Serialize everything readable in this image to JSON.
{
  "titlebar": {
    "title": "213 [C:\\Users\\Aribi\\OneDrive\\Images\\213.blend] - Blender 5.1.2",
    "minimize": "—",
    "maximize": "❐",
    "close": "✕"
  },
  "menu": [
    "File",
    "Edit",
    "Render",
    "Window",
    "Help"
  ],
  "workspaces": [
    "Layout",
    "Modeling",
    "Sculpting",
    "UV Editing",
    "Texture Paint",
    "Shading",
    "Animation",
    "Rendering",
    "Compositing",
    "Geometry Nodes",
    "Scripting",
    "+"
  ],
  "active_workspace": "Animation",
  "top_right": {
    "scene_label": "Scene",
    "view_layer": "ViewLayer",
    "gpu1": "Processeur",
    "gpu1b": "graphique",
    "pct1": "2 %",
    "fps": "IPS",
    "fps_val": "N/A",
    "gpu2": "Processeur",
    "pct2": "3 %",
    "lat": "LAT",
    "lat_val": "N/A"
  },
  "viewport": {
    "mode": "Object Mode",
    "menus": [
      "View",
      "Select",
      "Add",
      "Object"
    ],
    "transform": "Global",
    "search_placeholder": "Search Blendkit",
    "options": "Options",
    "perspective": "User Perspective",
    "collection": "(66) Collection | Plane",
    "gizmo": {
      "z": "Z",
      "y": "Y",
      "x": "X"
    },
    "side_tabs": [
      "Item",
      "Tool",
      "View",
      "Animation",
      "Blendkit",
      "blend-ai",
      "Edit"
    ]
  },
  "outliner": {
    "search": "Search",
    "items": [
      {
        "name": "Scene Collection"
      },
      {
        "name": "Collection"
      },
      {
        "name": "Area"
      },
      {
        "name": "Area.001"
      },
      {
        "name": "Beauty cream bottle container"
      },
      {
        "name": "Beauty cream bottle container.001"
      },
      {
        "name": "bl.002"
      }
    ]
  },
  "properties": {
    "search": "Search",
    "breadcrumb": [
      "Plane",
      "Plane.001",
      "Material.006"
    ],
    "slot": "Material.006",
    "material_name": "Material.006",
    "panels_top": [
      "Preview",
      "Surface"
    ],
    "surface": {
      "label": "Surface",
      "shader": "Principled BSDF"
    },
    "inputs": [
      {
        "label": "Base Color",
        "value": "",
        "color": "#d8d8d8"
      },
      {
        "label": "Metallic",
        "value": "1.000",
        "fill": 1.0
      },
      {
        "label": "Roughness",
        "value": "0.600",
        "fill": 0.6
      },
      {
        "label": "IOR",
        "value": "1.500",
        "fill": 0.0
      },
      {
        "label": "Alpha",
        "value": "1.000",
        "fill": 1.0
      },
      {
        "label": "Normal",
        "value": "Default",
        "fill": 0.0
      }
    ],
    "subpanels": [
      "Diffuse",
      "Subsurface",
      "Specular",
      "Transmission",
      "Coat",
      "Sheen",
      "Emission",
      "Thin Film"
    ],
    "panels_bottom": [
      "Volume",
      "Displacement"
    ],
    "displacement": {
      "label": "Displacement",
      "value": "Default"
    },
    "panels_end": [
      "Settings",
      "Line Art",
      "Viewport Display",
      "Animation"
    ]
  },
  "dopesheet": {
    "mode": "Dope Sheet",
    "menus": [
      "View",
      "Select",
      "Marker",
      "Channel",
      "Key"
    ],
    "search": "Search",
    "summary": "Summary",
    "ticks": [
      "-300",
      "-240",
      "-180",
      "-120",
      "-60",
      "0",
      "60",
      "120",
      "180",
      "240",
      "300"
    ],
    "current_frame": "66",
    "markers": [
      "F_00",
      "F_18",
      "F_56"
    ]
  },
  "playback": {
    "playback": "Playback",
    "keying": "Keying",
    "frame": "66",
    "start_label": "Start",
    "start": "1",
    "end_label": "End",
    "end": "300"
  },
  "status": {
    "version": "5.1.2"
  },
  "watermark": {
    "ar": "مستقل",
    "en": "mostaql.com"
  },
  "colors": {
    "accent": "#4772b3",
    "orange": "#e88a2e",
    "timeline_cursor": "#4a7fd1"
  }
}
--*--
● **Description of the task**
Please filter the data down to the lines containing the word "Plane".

● **Exercise output**
    "collection": "(66) Collection | Plane",
      "Plane",
      "Plane.001",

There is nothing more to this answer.